We can’t truly talk about the potential impact of the blockchain in the social sector without the research, and the reality is that there simply isn’t enough of it out there. And I’m talking substantive research, not the vanity/pump-primed statistics that show a 850% increase in participation just because the number of folks that used your product went from 100 to 1000 people over a year.
In an article for the Harvard Business Review, associate professor of business administration at Tufts University, Alnoor Ebrahim, says there is a discernible trend in the social sector: “Claims about making a difference are no longer sufficient; evidence of how much difference you’re making is now required.”
Recently there have been some investments in this space with $3 million to Cornell; University of California, Berkeley; and the University of Maryland by the National Science Foundation to conduct wide-ranging research into the pain points of the current ecosystem. There is no doubt that considerably more investments will be made both publicly and privately over the course of the year.

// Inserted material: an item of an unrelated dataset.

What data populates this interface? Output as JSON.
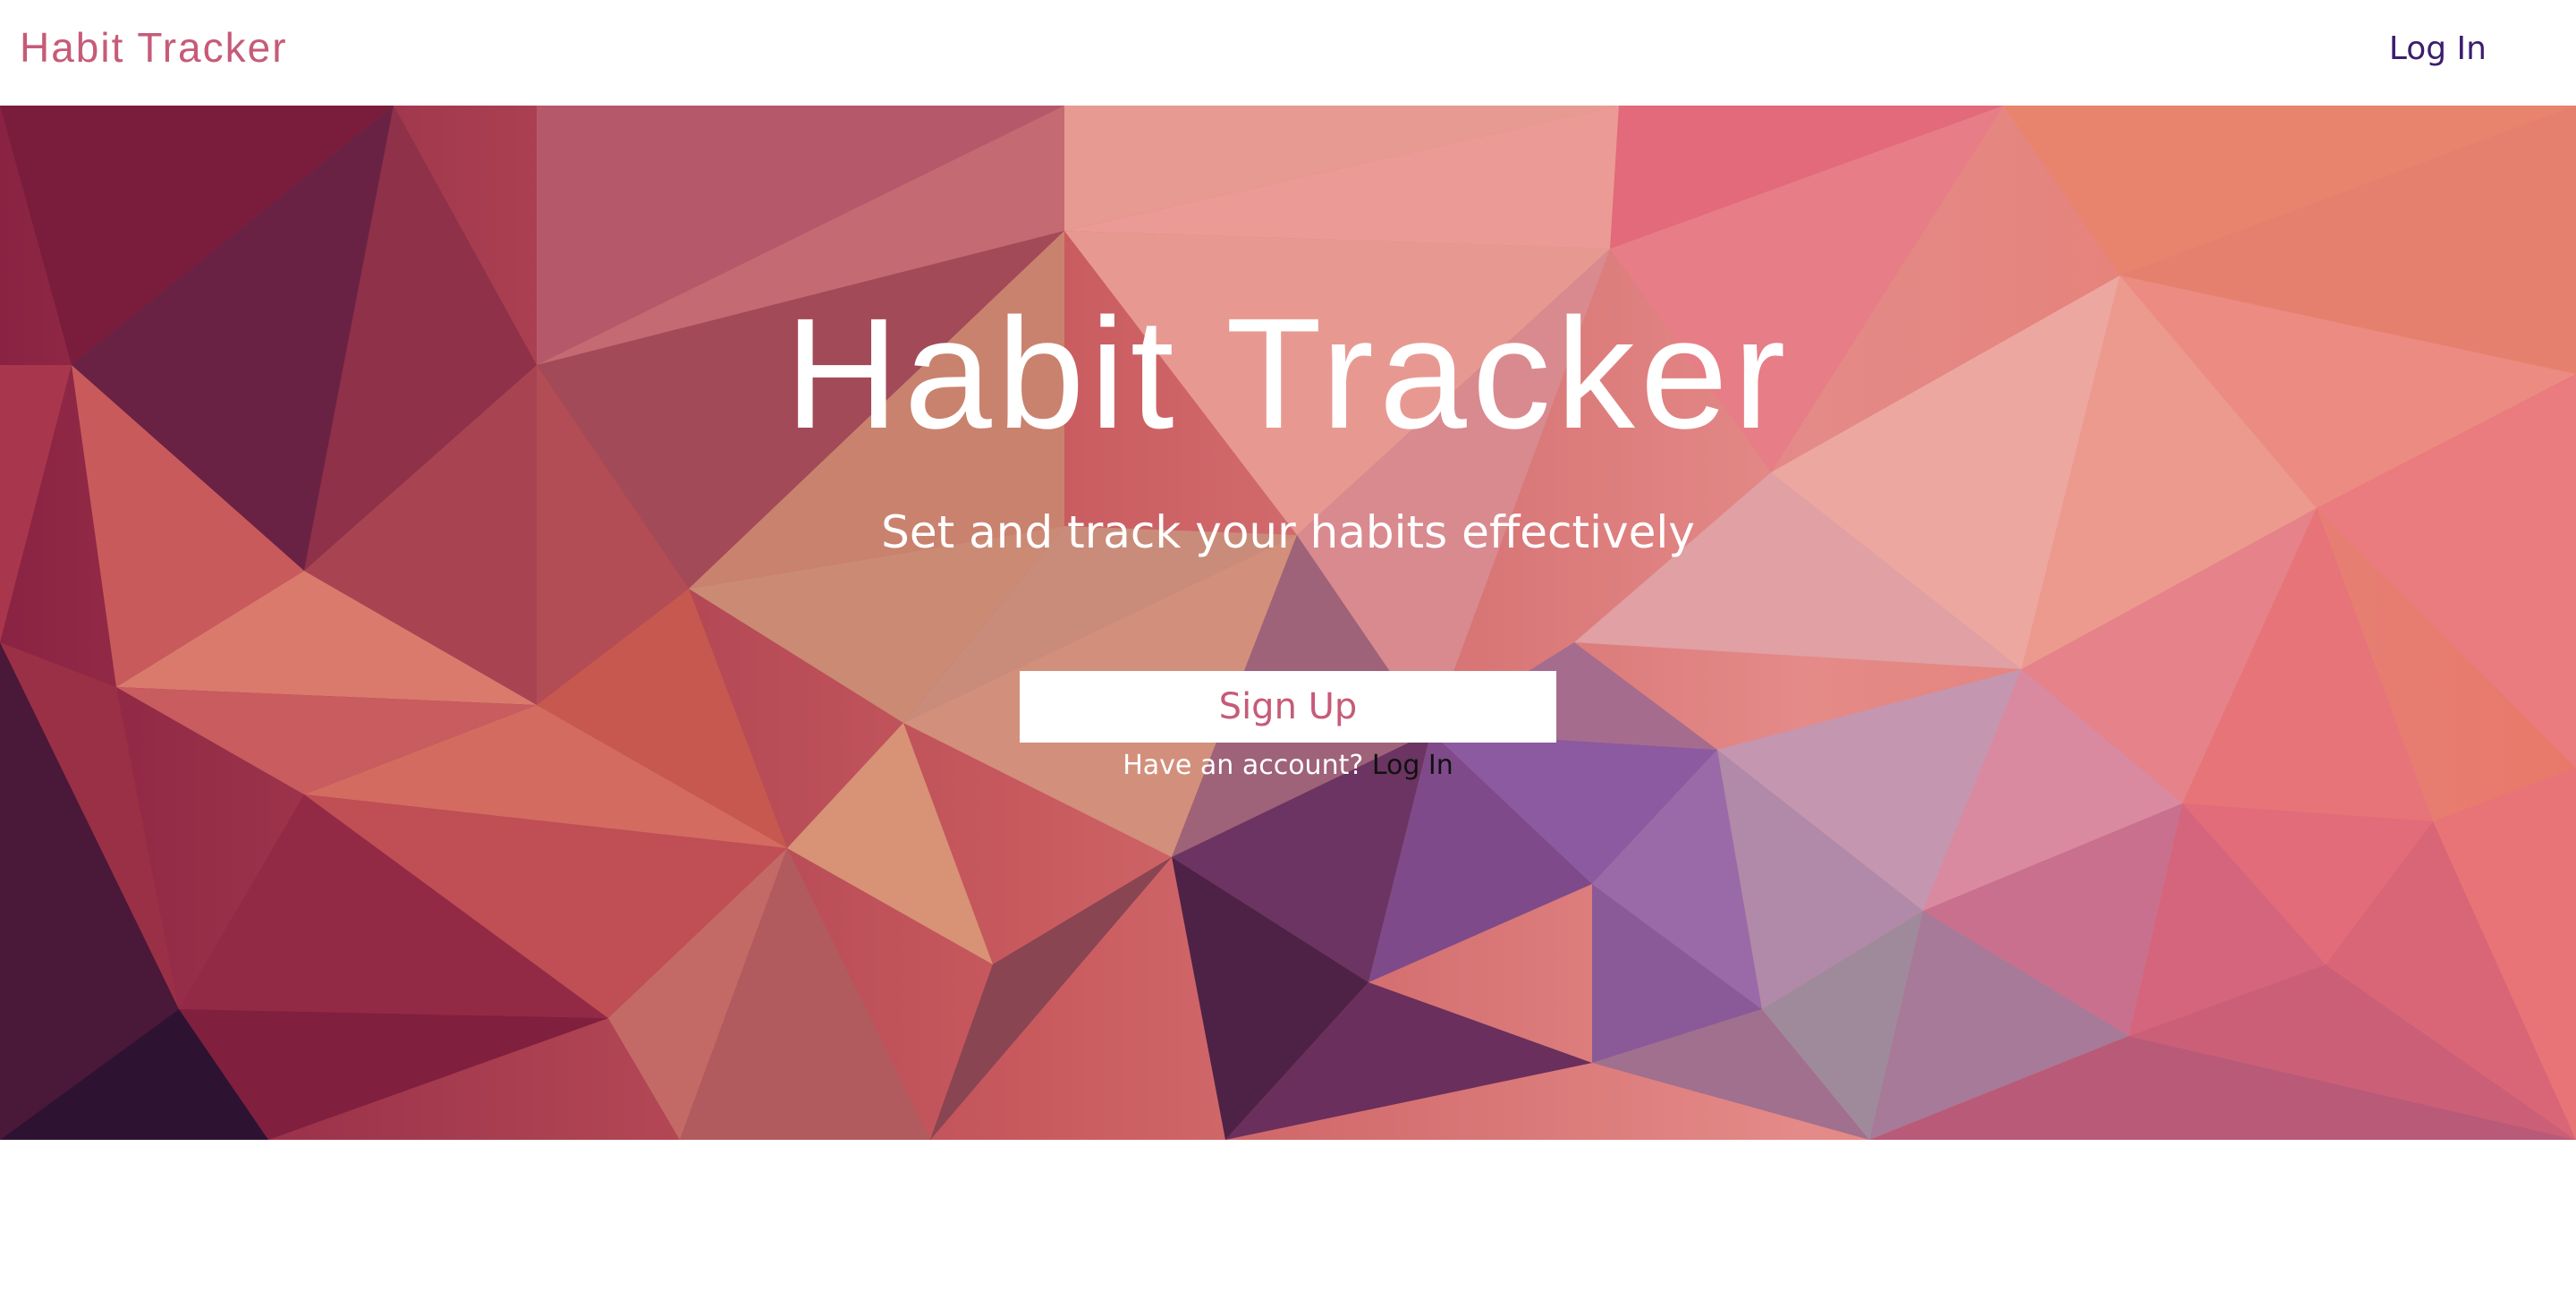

Giving – New Applications
Giving is the act, the intention, and the culture around being charitable. The blockchain can play a role here, just as long as it can inspire a more meaningful narrative around the tech rather than the allure of the potential gains of cryptocurrency.
2022 is going to see some new applications for this tech in the nonprofit space and the start of ‘what could be’ rather than ‘what if’ discussions.
Giving cryptocurrency as mentioned above is, “easy” in the greater scheme of things, there is a real necessity here to ensure the blockchain and its boundless opportunities aren’t lost in the shadow of it’s more widely known application.
I feel 2022 is going to be the year of the token and an understanding of the notable difference between tokens and coins and what they represent. While crypto coins are essentially digital versions of money, tokens can stand for assets or deeds. You can buy tokens with coins, but some tokens can carry more value than any of them. For example, a company’s share.
And we are already starting to see what this might look like…
The Thoughts and Prayers Foundation (a quirky/clever moniker on a now widely politicized action (or lack thereof), is creating two new cryptographic tokens as part of the Thoughts And Prayers System. These new tokens are the Thoughts And Prayers (TAP) token and the Thoughts And Prayers Wish (Wish or TAPw) token. They are tangible, accessible, transparent and non-denominational crypto tokens, for folks to send their TAP to where they are needed – and essentially track their social impact.
This is typically where I would also talk about the potential for smart contracts too but I’ll be lifting up the advancement of these blockchain offerings in my grant making predictions article that will be out soon and form part of this series of tech predictions for the year ahead.
2022 is going to be a positive year of growth for cryptocurrency and blockchain technology from an impact, narrative and adoption standpoint, yet it has a long way to go. But to that point I wanted to acknowledge that organizations such as Silicon Valley Community Foundation, Square, and UNICEF are advancing grant programs in this space.
I’ve never used fruit as my final analogy for an article before, but the question is, is 2022 going to be the year that sets the stage for a new wave of philanthropic giving where gifts are more like the Pineapple Fund, which in 2018 saw an anonymous donor gift $55 million to sixty nonprofit groups via Reddit. Gifts ranged from $50,000 all the way to $5 million and included the ACLU, charity: water, and Pencils of Promise, to name but a few.
Or will it be more like the Banana Fund, which was found to be a crypto-crowdfunding Ponzi scheme? Ok, that last reference wasn’t fair, but it just goes to show what can happen if the sector doesn’t truly understand the tech and is looking at raising funds over building lasting donor relationships that will deliver real long term-impact.